  • Martin Litchfield West, Iambi et elegi Graeci ante Alexandrum cantati2 : Callinus. Mimnermus. Semonides. Solon. Tyrtaeus. Minora adespota,, Oxonii: e typographeo Clarendoniano 1972, revised edition 1992 x + 246 pp.
  • T. Hudson-Williams, Early Greek Elegy: Ekegiac Fragments of Callinus, Archilochus, Mimmermus, Tyrtaeus, Solon, Xenophanes, and Others, # Taylor and Francis (1926), ISBN 0-8240-7773-3.
  • H. Miltner Fragmente / Solon, Vienna (1955)
  • Christoph Mülke, Solons politische Elegien und Iamben : (Fr. 1–13, 32–37 West), Munich (2002), ISBN 3-598-77726-4.
  • Noussia-Fantuzzi, Maria, Solon the Athenian, the Poetic Fragments. Brill (2010).
  • Eberhard Preime, Dichtungen : Sämtliche Fragmente / Solon Munich (1940).
  • Eberhard Ruschenbusch Nomoi : Die Fragmente d. Solon. Gesetzeswerkes, Wiesbaden : F. Steiner (1966).
  • Kathleen Freeman, The Work and Life of Solon, with a translation of his poems, Cardiff, University of Wales Press Board 1926. OCLC 756460254

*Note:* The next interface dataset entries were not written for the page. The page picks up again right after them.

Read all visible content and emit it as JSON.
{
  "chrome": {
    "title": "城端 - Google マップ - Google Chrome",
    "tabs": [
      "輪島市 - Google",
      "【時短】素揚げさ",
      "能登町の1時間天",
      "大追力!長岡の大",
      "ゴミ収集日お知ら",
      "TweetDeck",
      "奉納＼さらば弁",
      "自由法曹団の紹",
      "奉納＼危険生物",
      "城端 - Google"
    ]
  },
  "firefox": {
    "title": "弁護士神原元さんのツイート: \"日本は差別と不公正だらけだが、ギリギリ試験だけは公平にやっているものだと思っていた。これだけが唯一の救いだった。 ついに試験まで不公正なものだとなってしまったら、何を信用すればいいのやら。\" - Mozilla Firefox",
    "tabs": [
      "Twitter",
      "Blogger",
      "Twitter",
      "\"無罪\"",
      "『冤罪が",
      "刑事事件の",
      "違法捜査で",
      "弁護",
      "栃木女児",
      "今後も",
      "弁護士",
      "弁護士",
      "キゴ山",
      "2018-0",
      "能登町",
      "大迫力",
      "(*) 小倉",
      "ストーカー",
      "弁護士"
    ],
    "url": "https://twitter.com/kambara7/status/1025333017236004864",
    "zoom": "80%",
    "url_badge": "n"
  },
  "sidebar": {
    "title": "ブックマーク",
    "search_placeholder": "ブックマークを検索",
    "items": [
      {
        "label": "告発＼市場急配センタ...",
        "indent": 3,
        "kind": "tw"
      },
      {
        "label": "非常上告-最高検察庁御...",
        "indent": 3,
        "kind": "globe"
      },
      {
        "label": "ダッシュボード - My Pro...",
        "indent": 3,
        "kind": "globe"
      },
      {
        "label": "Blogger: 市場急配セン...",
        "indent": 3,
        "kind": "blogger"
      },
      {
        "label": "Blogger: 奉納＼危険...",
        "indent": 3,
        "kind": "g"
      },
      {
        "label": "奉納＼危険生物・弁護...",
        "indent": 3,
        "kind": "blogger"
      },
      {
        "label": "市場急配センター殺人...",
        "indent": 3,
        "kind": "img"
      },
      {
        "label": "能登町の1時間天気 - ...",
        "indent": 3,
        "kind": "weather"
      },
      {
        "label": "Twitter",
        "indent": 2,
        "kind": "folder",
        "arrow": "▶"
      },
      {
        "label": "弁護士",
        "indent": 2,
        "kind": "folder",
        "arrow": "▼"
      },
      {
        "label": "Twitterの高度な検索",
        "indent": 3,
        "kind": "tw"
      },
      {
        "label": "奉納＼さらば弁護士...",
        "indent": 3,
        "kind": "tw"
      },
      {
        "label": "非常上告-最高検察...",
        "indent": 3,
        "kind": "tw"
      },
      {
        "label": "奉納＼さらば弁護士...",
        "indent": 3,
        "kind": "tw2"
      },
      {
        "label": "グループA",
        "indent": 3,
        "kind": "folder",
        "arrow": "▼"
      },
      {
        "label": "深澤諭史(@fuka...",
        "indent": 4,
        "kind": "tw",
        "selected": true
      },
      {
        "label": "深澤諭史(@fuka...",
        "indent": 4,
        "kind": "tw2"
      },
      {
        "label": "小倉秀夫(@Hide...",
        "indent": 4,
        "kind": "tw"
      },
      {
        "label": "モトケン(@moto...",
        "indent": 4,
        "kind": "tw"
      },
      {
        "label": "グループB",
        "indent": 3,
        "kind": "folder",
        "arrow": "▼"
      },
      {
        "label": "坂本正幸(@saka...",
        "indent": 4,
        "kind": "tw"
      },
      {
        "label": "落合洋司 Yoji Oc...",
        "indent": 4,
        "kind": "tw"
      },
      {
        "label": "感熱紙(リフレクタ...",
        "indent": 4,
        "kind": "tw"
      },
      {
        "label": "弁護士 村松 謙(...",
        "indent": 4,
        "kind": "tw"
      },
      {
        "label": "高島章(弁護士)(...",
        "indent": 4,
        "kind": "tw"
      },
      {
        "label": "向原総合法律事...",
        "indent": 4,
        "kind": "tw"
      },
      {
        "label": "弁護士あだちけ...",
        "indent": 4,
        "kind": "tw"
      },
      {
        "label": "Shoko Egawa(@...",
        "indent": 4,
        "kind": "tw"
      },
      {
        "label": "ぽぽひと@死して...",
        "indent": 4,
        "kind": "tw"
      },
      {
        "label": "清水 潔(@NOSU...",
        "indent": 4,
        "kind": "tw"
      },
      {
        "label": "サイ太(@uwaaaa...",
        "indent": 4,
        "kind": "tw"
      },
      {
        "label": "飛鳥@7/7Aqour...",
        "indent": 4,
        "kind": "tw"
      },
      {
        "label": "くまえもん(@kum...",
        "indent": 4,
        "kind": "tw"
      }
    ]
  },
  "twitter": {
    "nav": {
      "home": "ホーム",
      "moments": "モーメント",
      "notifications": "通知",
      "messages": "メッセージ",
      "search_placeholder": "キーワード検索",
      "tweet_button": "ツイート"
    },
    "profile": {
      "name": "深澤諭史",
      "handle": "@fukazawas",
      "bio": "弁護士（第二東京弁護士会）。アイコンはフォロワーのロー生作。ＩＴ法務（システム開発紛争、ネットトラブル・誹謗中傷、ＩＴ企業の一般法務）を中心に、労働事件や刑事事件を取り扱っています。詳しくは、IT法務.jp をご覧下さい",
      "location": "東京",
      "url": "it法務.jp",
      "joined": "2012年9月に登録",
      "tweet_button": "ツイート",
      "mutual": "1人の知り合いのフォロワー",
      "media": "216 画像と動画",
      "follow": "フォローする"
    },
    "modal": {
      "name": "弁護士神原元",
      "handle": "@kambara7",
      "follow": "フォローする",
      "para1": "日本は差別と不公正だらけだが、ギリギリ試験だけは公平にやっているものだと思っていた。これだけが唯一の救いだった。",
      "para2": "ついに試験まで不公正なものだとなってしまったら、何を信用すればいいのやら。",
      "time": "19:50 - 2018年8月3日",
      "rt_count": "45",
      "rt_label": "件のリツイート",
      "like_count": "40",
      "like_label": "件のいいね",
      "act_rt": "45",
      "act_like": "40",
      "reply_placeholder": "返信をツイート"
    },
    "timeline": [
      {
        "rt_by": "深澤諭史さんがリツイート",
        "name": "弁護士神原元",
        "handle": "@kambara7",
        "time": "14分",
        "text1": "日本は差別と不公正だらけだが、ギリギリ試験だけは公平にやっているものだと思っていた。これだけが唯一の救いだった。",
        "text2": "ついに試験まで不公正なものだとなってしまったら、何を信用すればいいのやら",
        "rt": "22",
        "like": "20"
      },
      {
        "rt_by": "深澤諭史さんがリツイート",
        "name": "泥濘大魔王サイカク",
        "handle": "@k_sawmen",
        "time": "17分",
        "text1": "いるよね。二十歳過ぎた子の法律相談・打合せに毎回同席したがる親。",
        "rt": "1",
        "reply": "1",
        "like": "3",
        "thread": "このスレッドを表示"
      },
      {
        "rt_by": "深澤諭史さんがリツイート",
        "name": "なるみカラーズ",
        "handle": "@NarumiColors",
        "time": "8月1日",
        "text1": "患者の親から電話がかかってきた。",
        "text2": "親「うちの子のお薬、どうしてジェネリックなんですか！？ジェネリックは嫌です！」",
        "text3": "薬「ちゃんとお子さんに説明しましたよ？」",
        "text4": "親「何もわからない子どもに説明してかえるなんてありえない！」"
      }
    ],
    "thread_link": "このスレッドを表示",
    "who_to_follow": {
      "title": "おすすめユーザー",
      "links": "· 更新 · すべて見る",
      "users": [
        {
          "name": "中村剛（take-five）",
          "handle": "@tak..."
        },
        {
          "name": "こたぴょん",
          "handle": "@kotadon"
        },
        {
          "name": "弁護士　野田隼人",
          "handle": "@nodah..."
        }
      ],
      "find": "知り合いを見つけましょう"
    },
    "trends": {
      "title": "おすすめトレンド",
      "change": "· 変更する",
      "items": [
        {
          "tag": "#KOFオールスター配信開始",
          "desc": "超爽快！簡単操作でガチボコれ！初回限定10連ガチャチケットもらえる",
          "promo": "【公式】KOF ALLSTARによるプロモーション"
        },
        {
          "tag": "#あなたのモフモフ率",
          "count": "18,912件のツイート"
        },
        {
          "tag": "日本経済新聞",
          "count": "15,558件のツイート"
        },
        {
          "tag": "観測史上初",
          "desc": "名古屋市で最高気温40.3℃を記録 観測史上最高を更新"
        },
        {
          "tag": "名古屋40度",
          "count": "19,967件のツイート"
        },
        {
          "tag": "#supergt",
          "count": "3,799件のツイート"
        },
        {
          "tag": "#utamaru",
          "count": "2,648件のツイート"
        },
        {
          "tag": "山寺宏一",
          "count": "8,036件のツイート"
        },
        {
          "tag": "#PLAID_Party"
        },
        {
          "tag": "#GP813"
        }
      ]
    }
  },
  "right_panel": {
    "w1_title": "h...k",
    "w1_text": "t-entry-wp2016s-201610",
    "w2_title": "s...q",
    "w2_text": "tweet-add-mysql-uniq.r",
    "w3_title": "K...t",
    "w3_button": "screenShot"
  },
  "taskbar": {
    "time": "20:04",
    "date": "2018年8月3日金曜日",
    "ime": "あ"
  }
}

Collections of Solon's laws

  • Leão, D. F.; Rhodes, P. J. (2016). The Laws of Solon: A New Edition with Introduction, Translation and Commentary. Bloomsbury Publishing. ISBN 978-0-85773-930-8.
  • Schmitz, Winfried (2023). Leges Draconis et Solonis (LegDrSol): eine neue Edition der Gesetze Drakons und Solons mit Übersetzung und historischer Einordnung. Stuttgart: Franz Steiner Verlag. ISBN 9783515133616.

Further reading